Besides being a book involving librarians as characters, this quirky book was a fun read. I especially enjoyed the historical tidbits strewn throughout the book about librarian school, the beginning of the automobile industry, and then the end where car racing was weaved into the main characters life. I had a third grade student tell me he enjoyed reading this book due to the "car parts". It is definitely a book that has something for everyone.
Stevens, Janet and Susan Stevens Crummel. (1999). Shoe Town. New York: Harcourt.
Little mama mouse dreams of a hot bath and a long nap. Her babies have grown up and moved away from their snug shoe-home. Mama imagines settling into a quiet life, until Tortoise, Hare, and other storybook strangers turn up in search of a home. Soon Mama has a busy life—and lots of new friends—in glorious Shoe Town.
With characters from other stories and a twist on "There was an old woman who lived in a shoe", this book would be another great introduction and comparison to classic nursery rhymes and stories. I enjoyed reading it and having the unexpected ending. Students could even continue this story as a writing activity with other characters from other stories wanting to live in Shoe Town and drawing what shoes they live in.
Crummel, Susan Stevens. (2000). New York: Harcourt.
Jack Rabbit says it's a great day to make tumbleweed stew, but who wants to eat that? With a bit of ingenuity, Jack soon has everyone from Armadillo to Vulture adding something to his delectable stew.

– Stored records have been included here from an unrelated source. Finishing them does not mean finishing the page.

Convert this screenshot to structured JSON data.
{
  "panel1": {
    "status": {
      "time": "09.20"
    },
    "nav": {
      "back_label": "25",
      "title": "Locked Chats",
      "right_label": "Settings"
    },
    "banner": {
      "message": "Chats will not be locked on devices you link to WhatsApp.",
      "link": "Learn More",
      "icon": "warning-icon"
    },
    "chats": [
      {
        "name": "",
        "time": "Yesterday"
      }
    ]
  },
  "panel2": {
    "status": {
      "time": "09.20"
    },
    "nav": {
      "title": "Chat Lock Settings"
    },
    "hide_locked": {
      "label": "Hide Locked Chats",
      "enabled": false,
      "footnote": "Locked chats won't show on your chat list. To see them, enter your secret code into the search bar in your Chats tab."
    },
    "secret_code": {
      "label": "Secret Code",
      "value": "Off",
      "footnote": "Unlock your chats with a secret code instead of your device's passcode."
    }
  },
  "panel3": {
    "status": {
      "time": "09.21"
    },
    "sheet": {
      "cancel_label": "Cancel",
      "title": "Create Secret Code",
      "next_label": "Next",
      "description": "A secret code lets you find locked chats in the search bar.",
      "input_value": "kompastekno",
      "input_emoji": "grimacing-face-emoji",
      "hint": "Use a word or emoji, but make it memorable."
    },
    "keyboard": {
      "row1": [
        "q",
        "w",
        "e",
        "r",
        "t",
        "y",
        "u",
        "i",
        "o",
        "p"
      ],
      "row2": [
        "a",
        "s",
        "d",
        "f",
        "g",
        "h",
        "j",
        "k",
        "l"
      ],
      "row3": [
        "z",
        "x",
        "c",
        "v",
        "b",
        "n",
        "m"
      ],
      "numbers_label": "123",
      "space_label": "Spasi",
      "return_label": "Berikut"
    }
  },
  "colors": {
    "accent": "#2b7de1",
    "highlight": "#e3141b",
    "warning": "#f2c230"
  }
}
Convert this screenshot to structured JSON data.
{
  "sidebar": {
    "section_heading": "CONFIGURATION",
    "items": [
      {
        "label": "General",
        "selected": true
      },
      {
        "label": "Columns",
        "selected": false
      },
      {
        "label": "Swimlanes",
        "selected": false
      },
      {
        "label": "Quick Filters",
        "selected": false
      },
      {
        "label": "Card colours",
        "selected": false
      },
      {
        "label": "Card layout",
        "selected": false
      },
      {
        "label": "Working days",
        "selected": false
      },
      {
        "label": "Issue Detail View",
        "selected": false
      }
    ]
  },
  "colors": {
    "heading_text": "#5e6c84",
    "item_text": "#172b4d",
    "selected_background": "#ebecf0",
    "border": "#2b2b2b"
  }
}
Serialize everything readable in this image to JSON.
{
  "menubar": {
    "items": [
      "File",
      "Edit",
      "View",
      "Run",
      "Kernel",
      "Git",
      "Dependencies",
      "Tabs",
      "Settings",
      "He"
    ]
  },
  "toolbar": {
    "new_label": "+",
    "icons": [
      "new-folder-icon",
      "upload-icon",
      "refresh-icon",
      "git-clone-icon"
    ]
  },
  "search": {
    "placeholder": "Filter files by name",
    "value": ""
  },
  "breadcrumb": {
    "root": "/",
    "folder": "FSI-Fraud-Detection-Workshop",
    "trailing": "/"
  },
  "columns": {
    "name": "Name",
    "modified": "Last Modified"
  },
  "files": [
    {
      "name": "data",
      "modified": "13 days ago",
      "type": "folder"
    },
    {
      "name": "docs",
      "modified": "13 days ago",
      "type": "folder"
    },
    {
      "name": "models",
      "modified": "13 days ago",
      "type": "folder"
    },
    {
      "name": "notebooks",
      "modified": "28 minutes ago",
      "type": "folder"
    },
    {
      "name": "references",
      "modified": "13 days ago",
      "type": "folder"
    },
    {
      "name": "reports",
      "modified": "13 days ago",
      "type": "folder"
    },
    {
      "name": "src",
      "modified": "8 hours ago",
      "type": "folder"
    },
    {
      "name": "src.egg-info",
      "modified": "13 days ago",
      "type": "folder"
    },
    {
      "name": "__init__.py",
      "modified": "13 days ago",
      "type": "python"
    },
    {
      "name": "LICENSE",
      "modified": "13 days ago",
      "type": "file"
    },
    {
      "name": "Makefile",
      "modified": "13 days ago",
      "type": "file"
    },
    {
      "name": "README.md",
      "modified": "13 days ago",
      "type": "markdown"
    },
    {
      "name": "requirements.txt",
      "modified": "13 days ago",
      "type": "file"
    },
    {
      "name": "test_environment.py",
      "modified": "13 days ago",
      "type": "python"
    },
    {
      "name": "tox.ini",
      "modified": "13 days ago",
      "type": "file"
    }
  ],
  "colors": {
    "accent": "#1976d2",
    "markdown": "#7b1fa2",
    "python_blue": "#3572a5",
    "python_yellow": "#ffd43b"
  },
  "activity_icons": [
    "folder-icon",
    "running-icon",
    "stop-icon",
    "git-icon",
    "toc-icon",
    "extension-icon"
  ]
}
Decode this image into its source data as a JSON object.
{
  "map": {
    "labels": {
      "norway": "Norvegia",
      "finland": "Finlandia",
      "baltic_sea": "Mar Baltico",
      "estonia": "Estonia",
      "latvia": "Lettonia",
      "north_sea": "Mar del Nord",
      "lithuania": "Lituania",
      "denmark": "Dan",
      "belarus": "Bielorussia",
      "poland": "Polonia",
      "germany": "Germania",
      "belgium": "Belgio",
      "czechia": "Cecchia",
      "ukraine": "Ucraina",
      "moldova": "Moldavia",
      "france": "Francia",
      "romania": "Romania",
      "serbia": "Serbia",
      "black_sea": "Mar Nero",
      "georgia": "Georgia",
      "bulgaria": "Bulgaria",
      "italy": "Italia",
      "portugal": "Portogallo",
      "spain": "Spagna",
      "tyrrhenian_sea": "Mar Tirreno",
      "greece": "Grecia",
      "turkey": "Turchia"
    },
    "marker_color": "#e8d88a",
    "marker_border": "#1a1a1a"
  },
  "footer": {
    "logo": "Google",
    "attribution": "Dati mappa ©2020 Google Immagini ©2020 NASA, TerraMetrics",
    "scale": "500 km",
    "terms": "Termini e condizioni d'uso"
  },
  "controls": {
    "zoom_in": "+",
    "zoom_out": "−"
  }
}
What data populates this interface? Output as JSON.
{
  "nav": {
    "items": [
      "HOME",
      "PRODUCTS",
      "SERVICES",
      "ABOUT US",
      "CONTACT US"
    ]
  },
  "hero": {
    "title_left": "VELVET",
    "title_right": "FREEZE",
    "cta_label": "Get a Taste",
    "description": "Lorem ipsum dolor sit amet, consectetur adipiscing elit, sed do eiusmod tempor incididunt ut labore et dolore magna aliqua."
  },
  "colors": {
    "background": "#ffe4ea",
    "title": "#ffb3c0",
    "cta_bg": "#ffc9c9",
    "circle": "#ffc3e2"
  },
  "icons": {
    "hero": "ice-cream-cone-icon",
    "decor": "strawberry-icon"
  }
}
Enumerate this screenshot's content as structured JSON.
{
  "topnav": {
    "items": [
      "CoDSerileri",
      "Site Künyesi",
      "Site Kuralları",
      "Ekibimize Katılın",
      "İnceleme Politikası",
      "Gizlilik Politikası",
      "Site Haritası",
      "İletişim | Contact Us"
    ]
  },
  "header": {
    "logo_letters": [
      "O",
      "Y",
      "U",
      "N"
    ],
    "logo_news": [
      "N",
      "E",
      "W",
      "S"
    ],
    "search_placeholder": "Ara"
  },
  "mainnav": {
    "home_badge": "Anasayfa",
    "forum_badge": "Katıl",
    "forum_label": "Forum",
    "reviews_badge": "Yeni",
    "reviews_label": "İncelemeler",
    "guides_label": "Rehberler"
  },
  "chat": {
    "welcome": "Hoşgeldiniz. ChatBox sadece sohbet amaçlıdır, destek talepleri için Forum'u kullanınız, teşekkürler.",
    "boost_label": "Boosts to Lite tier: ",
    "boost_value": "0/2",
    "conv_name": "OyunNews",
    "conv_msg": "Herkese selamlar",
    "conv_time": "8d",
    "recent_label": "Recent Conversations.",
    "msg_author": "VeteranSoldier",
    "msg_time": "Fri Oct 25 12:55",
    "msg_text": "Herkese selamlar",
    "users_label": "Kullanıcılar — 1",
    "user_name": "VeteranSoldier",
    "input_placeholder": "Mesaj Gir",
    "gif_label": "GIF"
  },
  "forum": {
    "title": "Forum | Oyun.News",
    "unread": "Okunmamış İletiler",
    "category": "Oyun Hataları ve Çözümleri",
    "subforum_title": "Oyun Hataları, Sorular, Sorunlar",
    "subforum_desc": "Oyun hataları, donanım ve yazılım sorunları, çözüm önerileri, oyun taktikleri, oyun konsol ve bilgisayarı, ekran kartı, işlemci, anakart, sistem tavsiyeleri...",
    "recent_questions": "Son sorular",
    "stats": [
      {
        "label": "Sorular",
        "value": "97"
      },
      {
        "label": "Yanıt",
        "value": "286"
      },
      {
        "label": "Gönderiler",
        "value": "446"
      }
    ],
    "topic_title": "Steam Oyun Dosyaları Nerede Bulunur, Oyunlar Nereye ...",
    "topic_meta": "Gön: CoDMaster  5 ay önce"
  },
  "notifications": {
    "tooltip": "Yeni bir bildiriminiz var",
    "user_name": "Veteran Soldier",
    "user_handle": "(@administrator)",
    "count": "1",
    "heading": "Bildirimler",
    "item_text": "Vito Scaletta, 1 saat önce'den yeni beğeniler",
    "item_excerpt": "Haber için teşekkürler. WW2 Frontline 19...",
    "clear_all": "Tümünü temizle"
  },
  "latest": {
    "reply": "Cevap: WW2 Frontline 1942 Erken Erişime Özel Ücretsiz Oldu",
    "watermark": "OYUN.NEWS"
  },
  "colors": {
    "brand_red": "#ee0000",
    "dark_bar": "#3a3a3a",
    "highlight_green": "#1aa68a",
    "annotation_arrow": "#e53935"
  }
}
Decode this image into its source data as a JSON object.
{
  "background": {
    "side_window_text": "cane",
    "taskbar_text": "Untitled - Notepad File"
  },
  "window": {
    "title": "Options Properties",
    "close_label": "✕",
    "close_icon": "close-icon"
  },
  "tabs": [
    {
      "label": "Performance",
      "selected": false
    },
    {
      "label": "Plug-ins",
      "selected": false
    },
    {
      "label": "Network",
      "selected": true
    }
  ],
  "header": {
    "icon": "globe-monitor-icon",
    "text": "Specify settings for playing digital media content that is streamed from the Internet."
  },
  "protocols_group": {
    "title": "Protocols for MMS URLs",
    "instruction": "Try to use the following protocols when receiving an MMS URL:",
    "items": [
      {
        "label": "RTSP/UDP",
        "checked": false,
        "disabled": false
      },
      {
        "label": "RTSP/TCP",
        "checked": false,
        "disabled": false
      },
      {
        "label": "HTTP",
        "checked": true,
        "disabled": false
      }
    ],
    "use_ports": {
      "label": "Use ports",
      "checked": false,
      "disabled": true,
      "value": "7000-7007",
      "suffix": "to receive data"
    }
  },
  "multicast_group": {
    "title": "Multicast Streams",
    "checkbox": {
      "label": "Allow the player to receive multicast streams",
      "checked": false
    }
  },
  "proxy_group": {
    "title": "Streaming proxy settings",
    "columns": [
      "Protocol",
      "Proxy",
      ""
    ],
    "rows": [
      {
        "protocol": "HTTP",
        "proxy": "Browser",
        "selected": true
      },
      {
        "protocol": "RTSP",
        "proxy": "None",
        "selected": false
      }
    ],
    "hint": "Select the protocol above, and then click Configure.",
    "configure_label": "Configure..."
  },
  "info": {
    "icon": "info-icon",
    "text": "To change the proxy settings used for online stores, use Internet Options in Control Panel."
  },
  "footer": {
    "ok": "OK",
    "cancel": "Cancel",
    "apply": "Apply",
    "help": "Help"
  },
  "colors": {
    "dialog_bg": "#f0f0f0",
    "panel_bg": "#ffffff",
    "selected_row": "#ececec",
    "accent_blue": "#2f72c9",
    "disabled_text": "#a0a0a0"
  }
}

This is a Texas (or prairie) twist on the classic Stone Soup. I enjoyed it and think that many students in Texas will enjoy it as well since they will be familiar with all of the characters. Tumbleweed Stew would be a good introduction to comparing classic stories that aren't set in familiar places or involve familiar characters.
Saturday, September 22, 2012
Peck, Richard. (2010). A season of gifts. New York: Penguin.
Relates the surprising gifts bestowed on twelve-year-old Bob Barnhart and his family, who have recently moved to a small Illinois town in 1958, by their larger-than-life neighbor, Mrs. Dowdel.
After reading the other two Peck books involving Mrs. Dowdel, I was glad to know there was one more book with this whimsical and forthright character. The chapter involving the Christmas pageant/wedding reminded me of the book The Best Christmas Pageant Ever. I think that if those characters could meet they would feel as if they were looking in a mirror.